According to the latest statistics from the U. S. Coast Guard, there were almost 4,600 boating accidents nationwide in 2011, involving 758 deaths and causing approximately $52 million in property damage. And last year’s fatality rate of 6.2 deaths per 100,000 registered recreational vessels represents a 15 percent jump over the previous year. So it’s apparent that boating accidents represent serious, even deadly, phenomena.
A further review of the Coast Guard’s “Recreational Boating Statistics 2011” report shows that:
• Collision with another recreational vessel was the leading type of boating accident by far
• The number one contributing factor in recreational boating accidents was related to the operator: inattention, improper lookout, inexperience, and excessive speed
• Alcohol use was cited as the leading contributing factor in fatal boating accidents – about 16 percent of all fatal accidents

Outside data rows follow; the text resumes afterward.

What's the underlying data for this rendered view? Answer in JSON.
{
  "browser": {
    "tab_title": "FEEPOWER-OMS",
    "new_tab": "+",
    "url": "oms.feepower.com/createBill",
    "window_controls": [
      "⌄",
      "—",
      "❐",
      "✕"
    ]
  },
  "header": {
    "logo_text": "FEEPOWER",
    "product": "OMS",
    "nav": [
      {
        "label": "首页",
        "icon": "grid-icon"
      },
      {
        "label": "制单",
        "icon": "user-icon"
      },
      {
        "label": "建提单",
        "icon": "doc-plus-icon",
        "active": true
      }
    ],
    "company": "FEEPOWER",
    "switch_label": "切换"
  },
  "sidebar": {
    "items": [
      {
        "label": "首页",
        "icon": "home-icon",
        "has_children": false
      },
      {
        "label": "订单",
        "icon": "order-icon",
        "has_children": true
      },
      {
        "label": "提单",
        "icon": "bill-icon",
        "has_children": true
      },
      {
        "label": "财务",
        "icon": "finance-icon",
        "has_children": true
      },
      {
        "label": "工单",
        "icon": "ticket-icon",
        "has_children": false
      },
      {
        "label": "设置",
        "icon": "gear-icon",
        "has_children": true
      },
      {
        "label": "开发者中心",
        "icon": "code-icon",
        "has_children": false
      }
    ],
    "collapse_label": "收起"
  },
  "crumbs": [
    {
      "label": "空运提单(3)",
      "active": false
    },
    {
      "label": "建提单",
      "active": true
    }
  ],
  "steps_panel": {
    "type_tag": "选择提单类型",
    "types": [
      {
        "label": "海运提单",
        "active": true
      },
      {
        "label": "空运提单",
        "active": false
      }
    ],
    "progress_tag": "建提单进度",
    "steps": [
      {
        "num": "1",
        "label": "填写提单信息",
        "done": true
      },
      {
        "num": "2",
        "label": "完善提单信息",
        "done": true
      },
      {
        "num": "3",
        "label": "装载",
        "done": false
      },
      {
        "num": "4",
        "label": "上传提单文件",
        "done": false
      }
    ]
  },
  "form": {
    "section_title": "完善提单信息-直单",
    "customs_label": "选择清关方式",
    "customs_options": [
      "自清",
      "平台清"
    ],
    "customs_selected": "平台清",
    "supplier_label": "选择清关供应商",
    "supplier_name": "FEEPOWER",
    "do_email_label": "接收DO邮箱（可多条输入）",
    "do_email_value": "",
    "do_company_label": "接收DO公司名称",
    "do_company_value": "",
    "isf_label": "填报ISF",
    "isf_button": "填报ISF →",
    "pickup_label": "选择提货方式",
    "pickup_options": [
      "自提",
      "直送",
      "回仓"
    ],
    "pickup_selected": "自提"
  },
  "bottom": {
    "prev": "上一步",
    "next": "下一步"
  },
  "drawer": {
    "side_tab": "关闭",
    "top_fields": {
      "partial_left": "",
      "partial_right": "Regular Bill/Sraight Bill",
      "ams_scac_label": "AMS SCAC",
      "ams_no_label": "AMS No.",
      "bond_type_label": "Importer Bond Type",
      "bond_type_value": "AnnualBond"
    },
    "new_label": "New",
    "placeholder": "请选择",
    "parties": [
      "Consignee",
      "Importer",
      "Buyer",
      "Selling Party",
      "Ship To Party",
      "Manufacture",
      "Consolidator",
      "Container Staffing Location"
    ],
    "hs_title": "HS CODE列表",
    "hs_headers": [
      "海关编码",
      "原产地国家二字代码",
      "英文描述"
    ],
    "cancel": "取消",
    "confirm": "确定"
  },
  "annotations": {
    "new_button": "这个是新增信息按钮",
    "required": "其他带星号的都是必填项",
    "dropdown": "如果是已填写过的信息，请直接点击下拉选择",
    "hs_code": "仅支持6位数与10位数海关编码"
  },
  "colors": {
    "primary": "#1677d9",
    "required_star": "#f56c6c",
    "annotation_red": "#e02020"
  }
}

With the arrival of summer, more recreational boaters will hit the area’s lakes and rivers. More boaters mean more accidents. And, as the Coast Guard’s reporting clearly indicates, the negligent acts of operators is the primary cause of accidents involving injuries and deaths. Just like victims of trucking accidents or car accidents, victims of deadly boating accidents and their families have the legal right to be compensated for their damages and losses.